• WORK INSTRUCTION
The required output is the line with "Give me the" plus all lines that follow it to the end of the listing below, written out exactly, with no pictures.

• PROVIDED INFORMATION
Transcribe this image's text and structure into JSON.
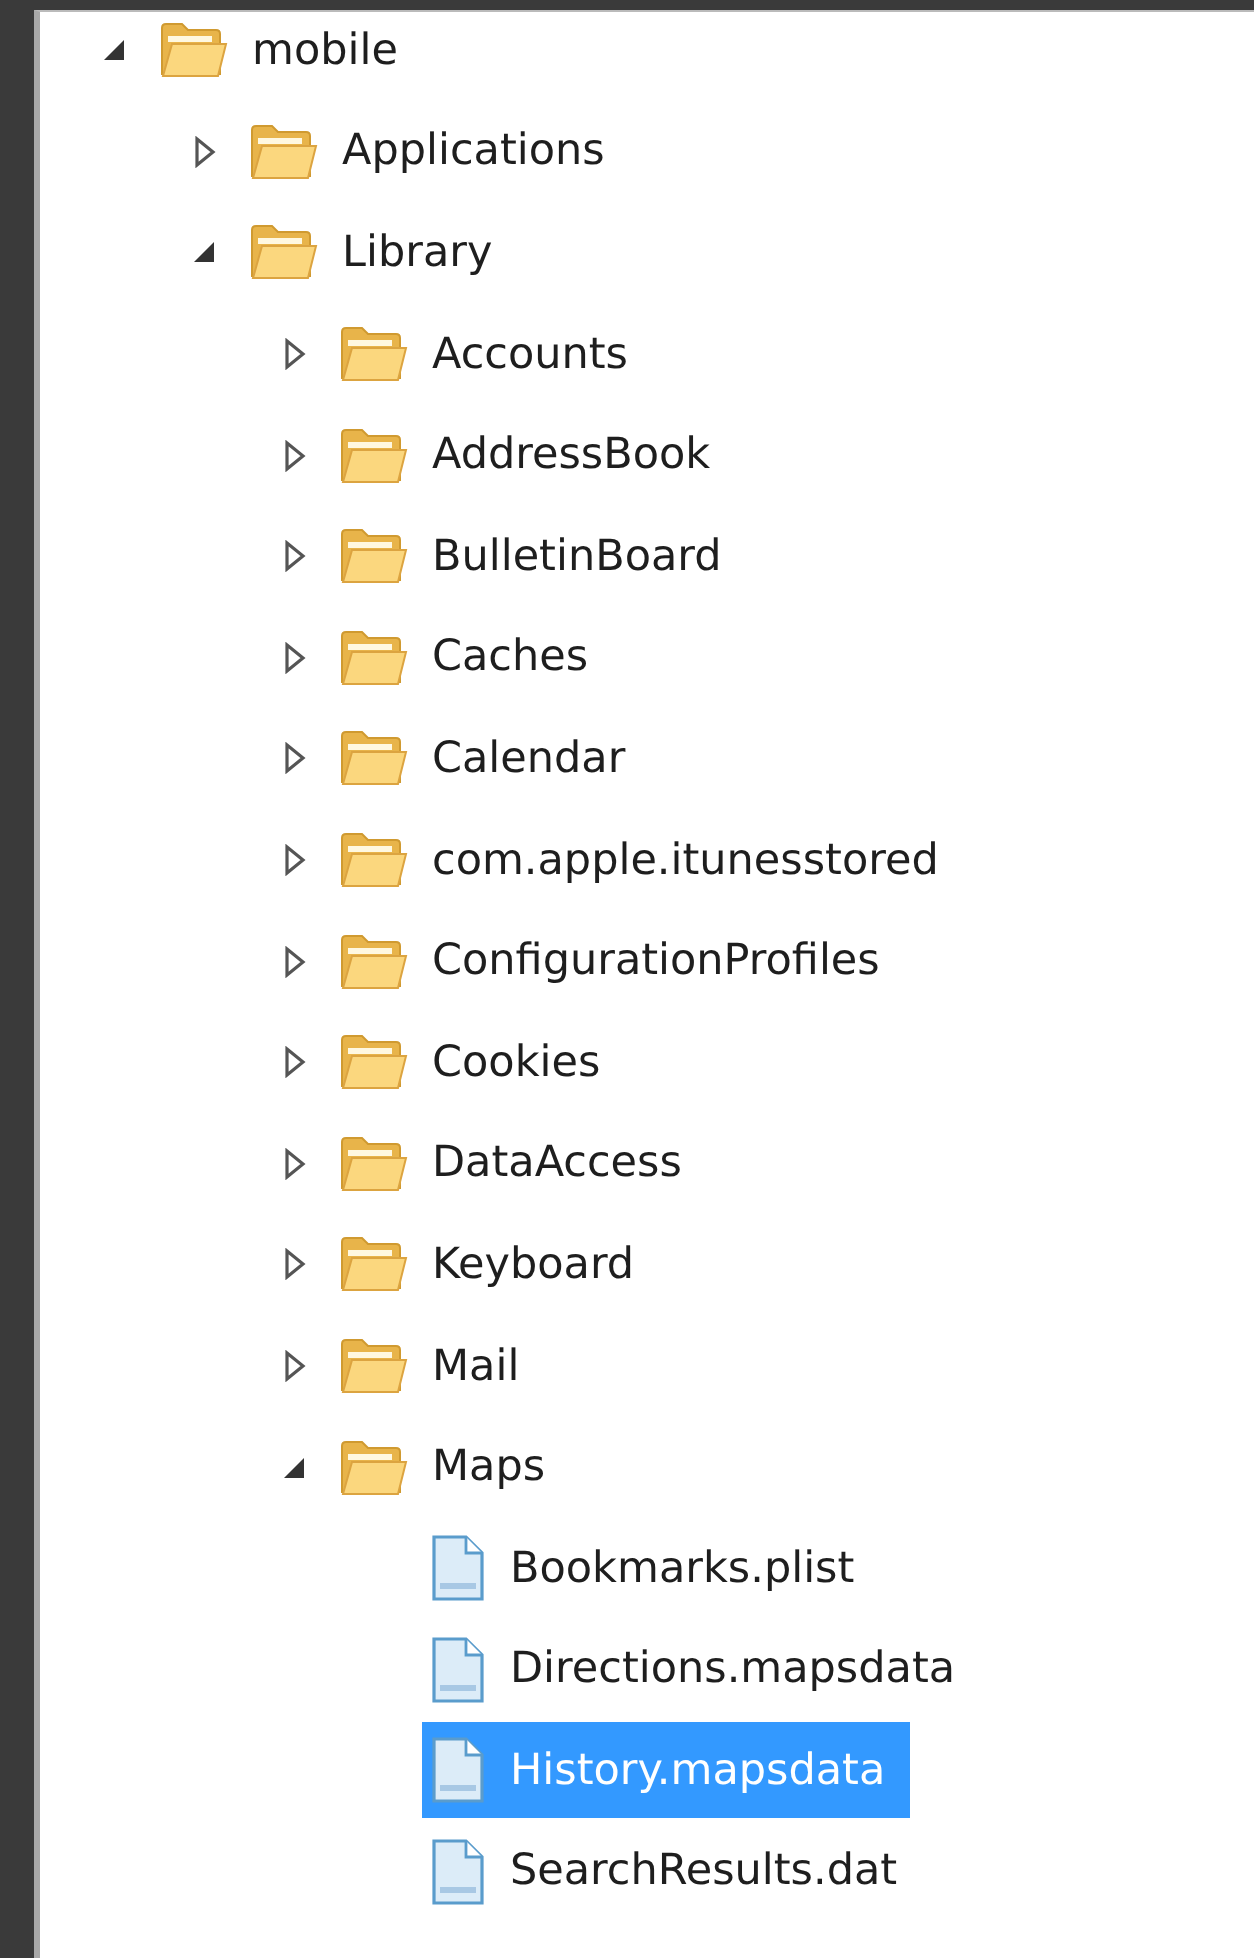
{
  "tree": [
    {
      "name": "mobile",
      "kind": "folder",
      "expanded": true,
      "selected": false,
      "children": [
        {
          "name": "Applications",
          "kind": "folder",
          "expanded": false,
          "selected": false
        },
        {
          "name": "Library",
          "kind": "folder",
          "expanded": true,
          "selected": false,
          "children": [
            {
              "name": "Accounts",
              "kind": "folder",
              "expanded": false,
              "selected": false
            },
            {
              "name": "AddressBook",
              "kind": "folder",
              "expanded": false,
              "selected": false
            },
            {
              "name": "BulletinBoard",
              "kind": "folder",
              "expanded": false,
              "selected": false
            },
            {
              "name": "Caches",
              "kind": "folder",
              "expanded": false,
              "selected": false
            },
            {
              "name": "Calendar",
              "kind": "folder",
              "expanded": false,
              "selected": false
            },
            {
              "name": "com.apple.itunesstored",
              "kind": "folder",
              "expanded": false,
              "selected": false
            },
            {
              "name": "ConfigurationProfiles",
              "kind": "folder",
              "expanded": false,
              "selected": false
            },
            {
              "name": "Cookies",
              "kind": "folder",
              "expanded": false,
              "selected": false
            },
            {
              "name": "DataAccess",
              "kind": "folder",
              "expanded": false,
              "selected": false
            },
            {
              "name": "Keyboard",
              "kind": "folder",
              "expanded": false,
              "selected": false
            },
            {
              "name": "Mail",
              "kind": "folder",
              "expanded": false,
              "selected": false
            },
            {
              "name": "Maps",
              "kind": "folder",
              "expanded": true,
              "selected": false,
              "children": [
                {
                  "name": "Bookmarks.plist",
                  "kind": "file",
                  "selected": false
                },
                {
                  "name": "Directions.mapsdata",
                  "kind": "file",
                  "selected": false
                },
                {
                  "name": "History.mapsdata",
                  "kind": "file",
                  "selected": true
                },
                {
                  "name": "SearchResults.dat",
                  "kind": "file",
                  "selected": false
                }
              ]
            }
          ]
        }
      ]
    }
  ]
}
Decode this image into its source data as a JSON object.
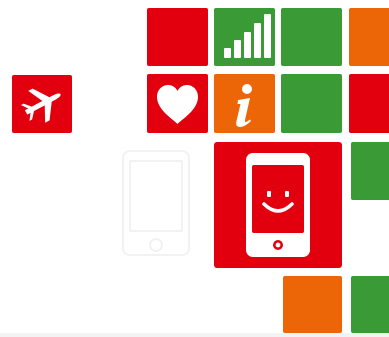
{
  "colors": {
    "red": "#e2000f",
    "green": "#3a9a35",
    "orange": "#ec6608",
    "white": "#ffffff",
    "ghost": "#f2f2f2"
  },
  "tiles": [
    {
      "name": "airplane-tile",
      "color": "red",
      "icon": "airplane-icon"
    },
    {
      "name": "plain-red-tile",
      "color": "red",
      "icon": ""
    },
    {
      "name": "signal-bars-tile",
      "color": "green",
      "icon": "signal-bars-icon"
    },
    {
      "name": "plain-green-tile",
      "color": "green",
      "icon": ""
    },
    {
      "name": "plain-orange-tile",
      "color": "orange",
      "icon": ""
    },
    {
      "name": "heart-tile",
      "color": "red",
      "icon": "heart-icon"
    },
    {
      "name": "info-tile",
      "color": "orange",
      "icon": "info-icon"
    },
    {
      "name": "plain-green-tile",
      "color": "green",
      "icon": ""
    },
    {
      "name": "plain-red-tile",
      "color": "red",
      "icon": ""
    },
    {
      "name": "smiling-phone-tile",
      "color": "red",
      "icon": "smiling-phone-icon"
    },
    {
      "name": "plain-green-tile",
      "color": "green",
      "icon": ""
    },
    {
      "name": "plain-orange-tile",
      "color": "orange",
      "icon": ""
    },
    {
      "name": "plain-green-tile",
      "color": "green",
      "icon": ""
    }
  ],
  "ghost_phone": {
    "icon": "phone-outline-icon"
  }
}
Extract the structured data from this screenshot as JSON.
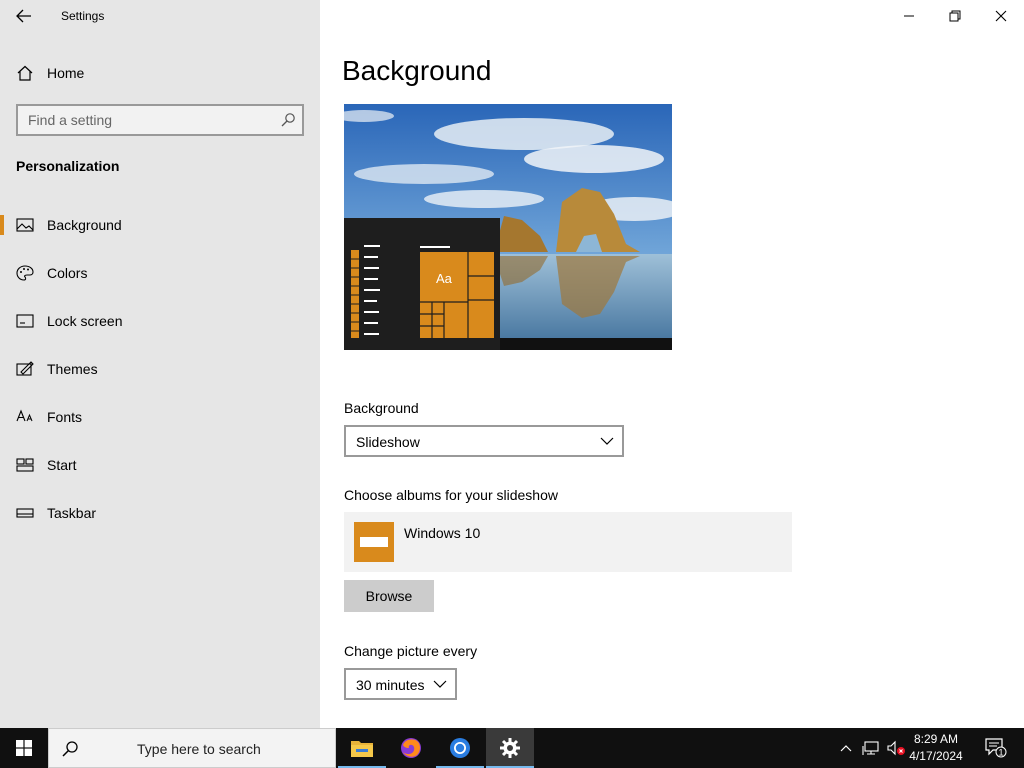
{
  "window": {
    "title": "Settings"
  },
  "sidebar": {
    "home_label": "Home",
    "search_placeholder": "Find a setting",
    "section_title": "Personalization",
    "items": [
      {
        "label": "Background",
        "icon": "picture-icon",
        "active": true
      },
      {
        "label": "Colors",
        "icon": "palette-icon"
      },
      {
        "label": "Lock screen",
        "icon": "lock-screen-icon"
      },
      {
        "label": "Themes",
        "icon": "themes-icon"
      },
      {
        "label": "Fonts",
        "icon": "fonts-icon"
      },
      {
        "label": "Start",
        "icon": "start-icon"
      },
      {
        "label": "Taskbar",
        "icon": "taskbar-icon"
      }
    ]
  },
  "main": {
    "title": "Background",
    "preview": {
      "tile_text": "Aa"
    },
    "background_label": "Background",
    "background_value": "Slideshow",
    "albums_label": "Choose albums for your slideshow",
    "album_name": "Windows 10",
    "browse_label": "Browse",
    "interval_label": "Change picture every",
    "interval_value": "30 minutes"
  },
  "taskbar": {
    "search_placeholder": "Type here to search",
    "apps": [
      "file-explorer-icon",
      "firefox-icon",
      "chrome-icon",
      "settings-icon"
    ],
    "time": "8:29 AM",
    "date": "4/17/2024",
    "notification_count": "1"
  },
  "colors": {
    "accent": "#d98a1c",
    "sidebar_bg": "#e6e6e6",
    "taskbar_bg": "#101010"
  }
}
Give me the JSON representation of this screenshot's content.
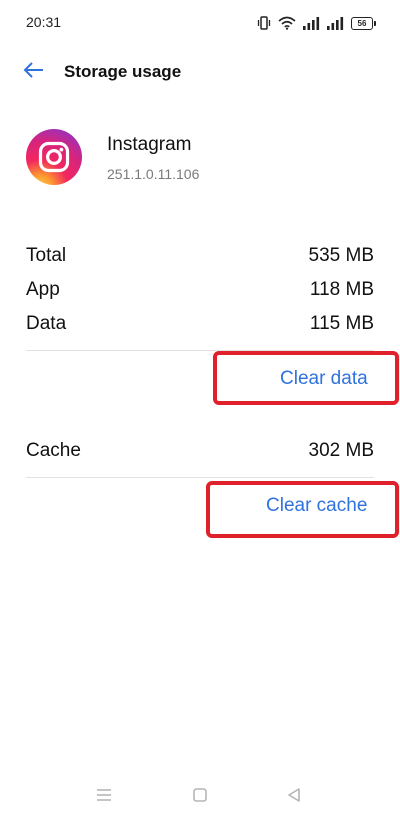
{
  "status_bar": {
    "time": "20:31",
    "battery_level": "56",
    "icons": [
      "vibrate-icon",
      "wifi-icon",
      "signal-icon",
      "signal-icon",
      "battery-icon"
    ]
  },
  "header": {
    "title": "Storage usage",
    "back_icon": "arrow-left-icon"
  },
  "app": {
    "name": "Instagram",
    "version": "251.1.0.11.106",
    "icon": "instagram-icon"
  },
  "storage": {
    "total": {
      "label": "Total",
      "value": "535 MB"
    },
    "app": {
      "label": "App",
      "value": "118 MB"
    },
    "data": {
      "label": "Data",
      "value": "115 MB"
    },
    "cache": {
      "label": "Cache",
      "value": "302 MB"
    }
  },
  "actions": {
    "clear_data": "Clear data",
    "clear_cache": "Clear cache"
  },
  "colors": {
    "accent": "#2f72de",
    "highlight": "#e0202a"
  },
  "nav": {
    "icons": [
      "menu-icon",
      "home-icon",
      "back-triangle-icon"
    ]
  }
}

• RESPONSE
Give me the JSON representation of this screenshot's content.
{
  "status_bar": {
    "time": "20:31",
    "battery_level": "56",
    "icons": [
      "vibrate-icon",
      "wifi-icon",
      "signal-icon",
      "signal-icon",
      "battery-icon"
    ]
  },
  "header": {
    "title": "Storage usage",
    "back_icon": "arrow-left-icon"
  },
  "app": {
    "name": "Instagram",
    "version": "251.1.0.11.106",
    "icon": "instagram-icon"
  },
  "storage": {
    "total": {
      "label": "Total",
      "value": "535 MB"
    },
    "app": {
      "label": "App",
      "value": "118 MB"
    },
    "data": {
      "label": "Data",
      "value": "115 MB"
    },
    "cache": {
      "label": "Cache",
      "value": "302 MB"
    }
  },
  "actions": {
    "clear_data": "Clear data",
    "clear_cache": "Clear cache"
  },
  "colors": {
    "accent": "#2f72de",
    "highlight": "#e0202a"
  },
  "nav": {
    "icons": [
      "menu-icon",
      "home-icon",
      "back-triangle-icon"
    ]
  }
}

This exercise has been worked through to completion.